● What needs to be done: The answer must be every entry, retyped without a single difference.

[Page and application data records]
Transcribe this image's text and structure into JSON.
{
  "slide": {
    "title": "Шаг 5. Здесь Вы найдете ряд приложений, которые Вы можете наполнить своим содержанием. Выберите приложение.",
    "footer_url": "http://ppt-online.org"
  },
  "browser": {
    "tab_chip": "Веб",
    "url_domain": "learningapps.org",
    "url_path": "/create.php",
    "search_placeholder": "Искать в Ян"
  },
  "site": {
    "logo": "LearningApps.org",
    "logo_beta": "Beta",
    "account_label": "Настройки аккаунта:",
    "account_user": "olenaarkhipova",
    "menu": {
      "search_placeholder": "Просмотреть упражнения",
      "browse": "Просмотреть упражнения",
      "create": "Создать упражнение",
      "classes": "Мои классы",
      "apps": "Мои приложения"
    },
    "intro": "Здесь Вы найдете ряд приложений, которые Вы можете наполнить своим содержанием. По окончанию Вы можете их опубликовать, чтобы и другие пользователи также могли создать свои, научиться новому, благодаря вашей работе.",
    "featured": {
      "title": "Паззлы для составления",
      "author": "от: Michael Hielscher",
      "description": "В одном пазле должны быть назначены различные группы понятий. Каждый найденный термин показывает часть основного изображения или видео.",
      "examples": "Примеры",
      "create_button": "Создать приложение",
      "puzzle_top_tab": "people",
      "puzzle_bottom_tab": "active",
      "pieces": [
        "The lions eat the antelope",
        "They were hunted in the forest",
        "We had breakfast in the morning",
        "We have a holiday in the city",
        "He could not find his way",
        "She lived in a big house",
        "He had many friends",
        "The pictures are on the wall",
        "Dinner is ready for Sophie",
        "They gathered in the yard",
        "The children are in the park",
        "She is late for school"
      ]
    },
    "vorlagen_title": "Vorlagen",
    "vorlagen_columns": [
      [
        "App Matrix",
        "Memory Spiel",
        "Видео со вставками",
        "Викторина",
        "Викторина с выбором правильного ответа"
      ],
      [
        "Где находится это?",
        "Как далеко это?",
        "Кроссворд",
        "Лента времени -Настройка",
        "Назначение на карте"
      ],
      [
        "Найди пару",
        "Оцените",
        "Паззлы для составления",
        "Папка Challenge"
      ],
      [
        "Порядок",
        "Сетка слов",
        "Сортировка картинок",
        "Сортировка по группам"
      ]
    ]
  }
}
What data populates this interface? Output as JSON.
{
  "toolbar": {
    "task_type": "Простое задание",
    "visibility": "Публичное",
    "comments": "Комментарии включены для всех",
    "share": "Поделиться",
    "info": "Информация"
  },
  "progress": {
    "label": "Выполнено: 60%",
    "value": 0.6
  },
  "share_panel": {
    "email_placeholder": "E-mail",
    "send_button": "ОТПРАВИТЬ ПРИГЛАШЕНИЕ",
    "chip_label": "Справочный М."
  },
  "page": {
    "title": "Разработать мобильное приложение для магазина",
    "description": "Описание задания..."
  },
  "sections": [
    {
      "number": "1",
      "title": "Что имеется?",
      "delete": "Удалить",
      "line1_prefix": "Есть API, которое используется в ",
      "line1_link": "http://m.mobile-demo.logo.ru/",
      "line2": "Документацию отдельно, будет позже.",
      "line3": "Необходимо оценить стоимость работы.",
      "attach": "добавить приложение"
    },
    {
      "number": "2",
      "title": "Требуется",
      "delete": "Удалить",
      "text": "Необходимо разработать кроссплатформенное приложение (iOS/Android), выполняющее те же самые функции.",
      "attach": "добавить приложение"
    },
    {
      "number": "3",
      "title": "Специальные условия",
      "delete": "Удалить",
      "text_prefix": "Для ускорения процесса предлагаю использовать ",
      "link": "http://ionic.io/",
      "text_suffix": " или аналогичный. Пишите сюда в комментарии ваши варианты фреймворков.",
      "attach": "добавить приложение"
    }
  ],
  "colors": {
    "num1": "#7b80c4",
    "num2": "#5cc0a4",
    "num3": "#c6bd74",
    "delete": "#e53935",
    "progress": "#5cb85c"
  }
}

● Response to the exercise:
Transcribe this image's text and structure into JSON.
{
  "slide": {
    "title": "Шаг 5. Здесь Вы найдете ряд приложений, которые Вы можете наполнить своим содержанием. Выберите приложение.",
    "footer_url": "http://ppt-online.org"
  },
  "browser": {
    "tab_chip": "Веб",
    "url_domain": "learningapps.org",
    "url_path": "/create.php",
    "search_placeholder": "Искать в Ян"
  },
  "site": {
    "logo": "LearningApps.org",
    "logo_beta": "Beta",
    "account_label": "Настройки аккаунта:",
    "account_user": "olenaarkhipova",
    "menu": {
      "search_placeholder": "Просмотреть упражнения",
      "browse": "Просмотреть упражнения",
      "create": "Создать упражнение",
      "classes": "Мои классы",
      "apps": "Мои приложения"
    },
    "intro": "Здесь Вы найдете ряд приложений, которые Вы можете наполнить своим содержанием. По окончанию Вы можете их опубликовать, чтобы и другие пользователи также могли создать свои, научиться новому, благодаря вашей работе.",
    "featured": {
      "title": "Паззлы для составления",
      "author": "от: Michael Hielscher",
      "description": "В одном пазле должны быть назначены различные группы понятий. Каждый найденный термин показывает часть основного изображения или видео.",
      "examples": "Примеры",
      "create_button": "Создать приложение",
      "puzzle_top_tab": "people",
      "puzzle_bottom_tab": "active",
      "pieces": [
        "The lions eat the antelope",
        "They were hunted in the forest",
        "We had breakfast in the morning",
        "We have a holiday in the city",
        "He could not find his way",
        "She lived in a big house",
        "He had many friends",
        "The pictures are on the wall",
        "Dinner is ready for Sophie",
        "They gathered in the yard",
        "The children are in the park",
        "She is late for school"
      ]
    },
    "vorlagen_title": "Vorlagen",
    "vorlagen_columns": [
      [
        "App Matrix",
        "Memory Spiel",
        "Видео со вставками",
        "Викторина",
        "Викторина с выбором правильного ответа"
      ],
      [
        "Где находится это?",
        "Как далеко это?",
        "Кроссворд",
        "Лента времени -Настройка",
        "Назначение на карте"
      ],
      [
        "Найди пару",
        "Оцените",
        "Паззлы для составления",
        "Папка Challenge"
      ],
      [
        "Порядок",
        "Сетка слов",
        "Сортировка картинок",
        "Сортировка по группам"
      ]
    ]
  }
}
What data populates this interface? Output as JSON.
{
  "toolbar": {
    "task_type": "Простое задание",
    "visibility": "Публичное",
    "comments": "Комментарии включены для всех",
    "share": "Поделиться",
    "info": "Информация"
  },
  "progress": {
    "label": "Выполнено: 60%",
    "value": 0.6
  },
  "share_panel": {
    "email_placeholder": "E-mail",
    "send_button": "ОТПРАВИТЬ ПРИГЛАШЕНИЕ",
    "chip_label": "Справочный М."
  },
  "page": {
    "title": "Разработать мобильное приложение для магазина",
    "description": "Описание задания..."
  },
  "sections": [
    {
      "number": "1",
      "title": "Что имеется?",
      "delete": "Удалить",
      "line1_prefix": "Есть API, которое используется в ",
      "line1_link": "http://m.mobile-demo.logo.ru/",
      "line2": "Документацию отдельно, будет позже.",
      "line3": "Необходимо оценить стоимость работы.",
      "attach": "добавить приложение"
    },
    {
      "number": "2",
      "title": "Требуется",
      "delete": "Удалить",
      "text": "Необходимо разработать кроссплатформенное приложение (iOS/Android), выполняющее те же самые функции.",
      "attach": "добавить приложение"
    },
    {
      "number": "3",
      "title": "Специальные условия",
      "delete": "Удалить",
      "text_prefix": "Для ускорения процесса предлагаю использовать ",
      "link": "http://ionic.io/",
      "text_suffix": " или аналогичный. Пишите сюда в комментарии ваши варианты фреймворков.",
      "attach": "добавить приложение"
    }
  ],
  "colors": {
    "num1": "#7b80c4",
    "num2": "#5cc0a4",
    "num3": "#c6bd74",
    "delete": "#e53935",
    "progress": "#5cb85c"
  }
}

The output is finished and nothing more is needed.